SUPPLIED MATERIAL: Begin

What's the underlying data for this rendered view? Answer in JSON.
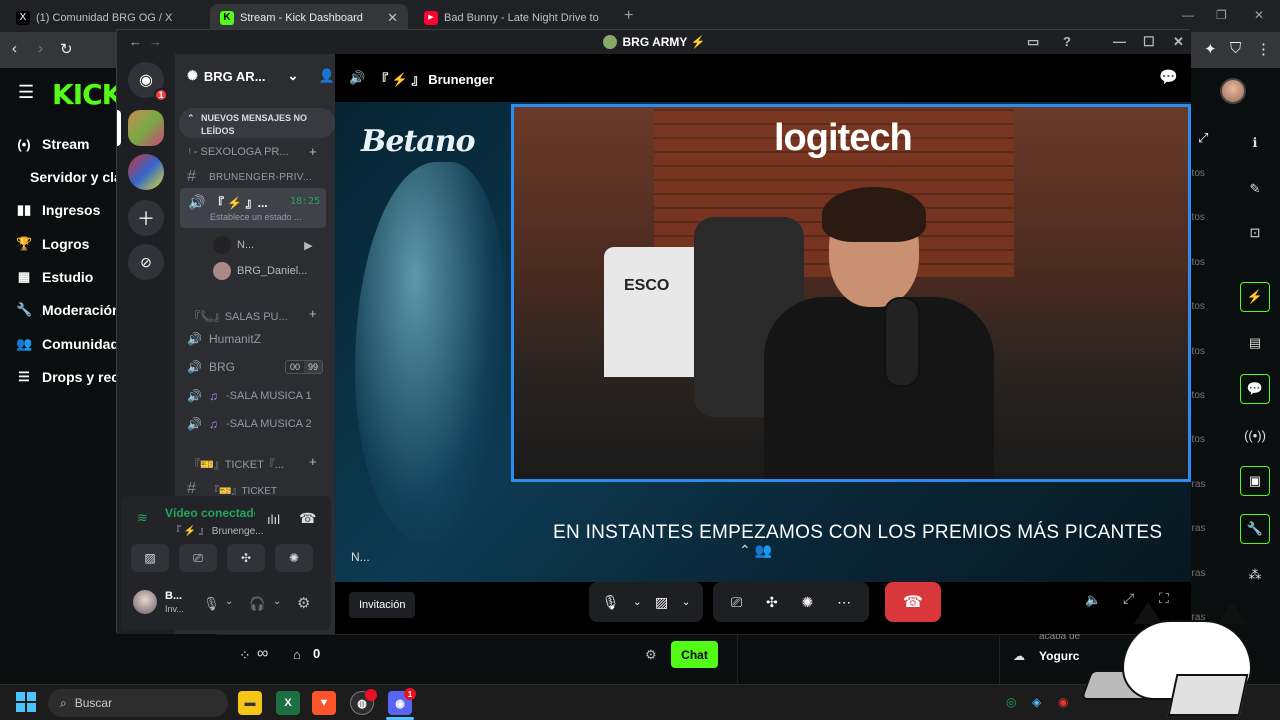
{
  "browser": {
    "tabs": [
      {
        "title": "(1) Comunidad BRG OG / X",
        "fav_color": "#000000",
        "fav_glyph": "X"
      },
      {
        "title": "Stream - Kick Dashboard",
        "fav_color": "#53fc18",
        "fav_glyph": "K"
      },
      {
        "title": "Bad Bunny - Late Night Drive to",
        "fav_color": "#ff0033",
        "fav_glyph": "▶"
      }
    ]
  },
  "kick": {
    "logo": "KICK",
    "nav": [
      {
        "label": "Stream",
        "icon": "(•)"
      },
      {
        "label": "Servidor y cla",
        "icon": ""
      },
      {
        "label": "Ingresos",
        "icon": "▮▮"
      },
      {
        "label": "Logros",
        "icon": "🏆"
      },
      {
        "label": "Estudio",
        "icon": "▦"
      },
      {
        "label": "Moderación",
        "icon": "🔧"
      },
      {
        "label": "Comunidad",
        "icon": "👥"
      },
      {
        "label": "Drops y rec",
        "icon": "☰"
      }
    ],
    "ago_labels": [
      "utos",
      "utos",
      "utos",
      "utos",
      "utos",
      "utos",
      "utos",
      "oras",
      "oras",
      "oras",
      "oras"
    ],
    "bottom": {
      "viewers": "∞",
      "count": "0",
      "chat_label": "Chat",
      "recent_user": "Yogurc",
      "recent_note": "acaba de"
    }
  },
  "discord": {
    "window_title": "BRG ARMY ⚡",
    "server_badge": "1",
    "server_name": "BRG AR...",
    "new_messages": "NUEVOS MENSAJES NO LEÍDOS",
    "channels": {
      "cat1": "ᵎ - SEXOLOGA PR...",
      "ch_private": "BRUNENGER-PRIV...",
      "active_vc": "『 ⚡ 』...",
      "active_time": "18:25",
      "active_status": "Establece un estado ...",
      "vc_user1": "N...",
      "vc_user2": "BRG_Daniel...",
      "cat2": "『📞』SALAS PU...",
      "vc_humanitz": "HumanitZ",
      "vc_brg": "BRG",
      "vc_brg_pill1": "00",
      "vc_brg_pill2": "99",
      "vc_musica1": "-SALA MUSICA 1",
      "vc_musica2": "-SALA MUSICA 2",
      "cat3": "『🎫』TICKET『...",
      "ch_ticket": "『🎫』TICKET"
    },
    "rtc": {
      "status": "Vídeo conectado",
      "sub": "『 ⚡ 』 Brunenge..."
    },
    "user": {
      "name": "B...",
      "status": "Inv..."
    },
    "header_channel": "『 ⚡ 』 Brunenger",
    "stream": {
      "sponsor": "Betano",
      "cam_brand": "logitech",
      "jersey": "ESCO",
      "caption": "EN INSTANTES EMPEZAMOS CON LOS PREMIOS MÁS PICANTES",
      "name_tag": "N..."
    },
    "controls": {
      "invite": "Invitación"
    }
  },
  "taskbar": {
    "search_placeholder": "Buscar",
    "discord_badge": "1"
  }
}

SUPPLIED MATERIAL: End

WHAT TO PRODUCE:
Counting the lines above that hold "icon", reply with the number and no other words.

YOUR SOLUTION:
8